We love Adele and her music, but we heard a strange rumor about the busy Grammy-winning mom recently: Word is, at the urging of her personal trainer, Pete Geracimo, Adele has lost 30 pounds thanks to a new healthy eating fad called the Sirtfood Diet. But Adele has yet to say anything about the diet herself, so the rumors could likely be just that — rumors.
That said, regardless of whether Adele is as enthusiastic about it as her trainer, the Sirtfood Diet has undeniably taken the United Kingdom by storm. (In fact, rumors are circulating that English socialite and younger sister to the Duchess of Cambridge, Pippa Middleton, is also following the diet in preparation for her May 20 wedding.) Plus, it recently made its U.S. debut: The diet plan's cookbook, The Sirtfood Diet, was released stateside on March 7.
According to the Sirtfood Diet's Instagram account, many professional athletes swear by the plan, which promises to "help you burn fat" so you "really can lose seven pounds in seven days" and reap other major benefits — all without giving up indulgences, such as red wine and chocolate.
Is the trendy diet plan worth your time and energy? We dug a little deeper to find out.
What Is the Sirtfood Diet?
As its name suggests, the diet centers on "sirtfoods" that are rich in sirtuin enzymes, which are proteins that may have anti-aging properties. A lot of sirtfoods turn out to be plant-based, including blueberries, strawberries, kale, arugula, citrus, coffee, buckwheat, matcha green tea, and chocolate (if it contains at least 85 percent real cocoa).
The official diet plan offers to deliver meals to clients, but it's also possible to go to the grocery store and cook your own meals. The diet itself is broken down into two phases:
Phase One lasts for seven days, and for days one through three, your diet is restricted to three green juices and one meal chock-full of sirtfoods. For these three days, you're restricted to just 1,000 calories per day. Then, for days four through seven, you're allotted two green juices and two meals a day.
Then comes Phase Two, which is 14 days intended "to help you lose weight steadily." To do so, you're allotted three meals rich in "sirtfoods" and one green juice daily, which ups your calorie intake to 1,500 calories per day.
Is the Sirtfood Diet Worth Trying?
Well, the sirtfoods themselves are delicious and generally healthy, so that's a good start.
"What I do love about this diet is the emphasis on plant-based foods that are chock-full of phytonutrients, antioxidant-compounds that we should all be eating more of in order to reduce risk of chronic disease and boost immune function," says Jaclyn London, MS, RD, CDN, nutrition director at the Good Housekeeping Institute. "Loading up on leafy green veggies, fish, dark red/purple fruits and veggies, olives, and olive oil — plus making an effort to eat more seafood — is key to overall health, weight loss, and longer-life."

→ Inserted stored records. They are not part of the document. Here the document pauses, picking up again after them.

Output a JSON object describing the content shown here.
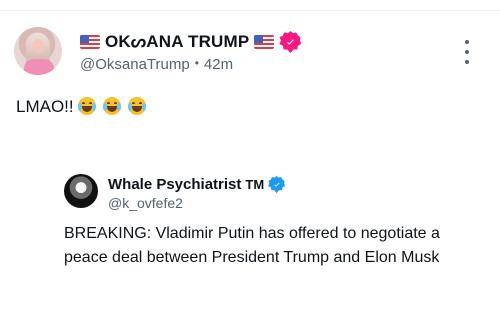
{
  "post": {
    "author": {
      "display_name": "OKᔕANA TRUMP",
      "handle": "@OksanaTrump",
      "time": "42m"
    },
    "text": "LMAO!!",
    "emojis": [
      "joy-emoji",
      "joy-emoji",
      "joy-emoji"
    ],
    "more_icon": "more-options-icon",
    "verified_icon": "verified-badge-icon"
  },
  "quote": {
    "author": {
      "display_name": "Whale Psychiatrist",
      "tm": "TM",
      "handle": "@k_ovfefe2"
    },
    "text": "BREAKING: Vladimir Putin has offered to negotiate a peace deal between President Trump and Elon Musk",
    "verified_icon": "verified-badge-icon"
  },
  "colors": {
    "text": "#0f1419",
    "muted": "#536471",
    "divider": "#eff3f4",
    "pink_badge": "#f91880",
    "blue_badge": "#1d9bf0"
  }
}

But nutritionists are skeptical that eating sirtfoods alone could really be sustainable.
"That all sounds like fun, but this is not a list for breakfast, lunch, and dinner without enhancing it with different things," says Bonnie Taub-Dix, RDN, nutrition consultant and creator of BetterThanDieting.com. "Sirtuins supposedly regulate metabolism. Just because there are enzymes to help reactions go further, it doesn't mean you should live off of them on a daily basis."
Plus the jury's still out on whether or not sirtuin enzymes are good for you, as most research has only been conducted on animals, so the health benefits for humans are unclear.
London adds that diets are, by design, meant to be temporary, which means they'll only yield "temporary results."
"This is by no means a diet that I would recommend for most people," London says. "Restricting calories to 1,000 per day for most of us is unrealistic, even if only temporarily. Diets that are designed with temporary stints of restriction are susceptible to backfiring. That's because when we go 'cold turkey' on the foods we love, we wind up overcompensating later in the day, week, or even month, making us feel like giving up and throwing in the towel entirely."
Taub-Dix also warns that fad diets tend to become the most popular when they allow us to indulge in our guiltiest pleasures. But if you sit down and "drink a whole bottle of red wine" and eat a piece of "dark chocolate the size of a brick" simply because your diet allows it, you won't lose the weight that the diet plan promises.
Ultimately, it's all about finding a balanced eating plan that works for you over the long term.
"It really depends what you're actually going to do on a daily basis — not about a particular food, but what you eat every day, month, and year," Taub-Dix adds. "These foods are great for you, but you need to couple it with other things, like whole grains and protein."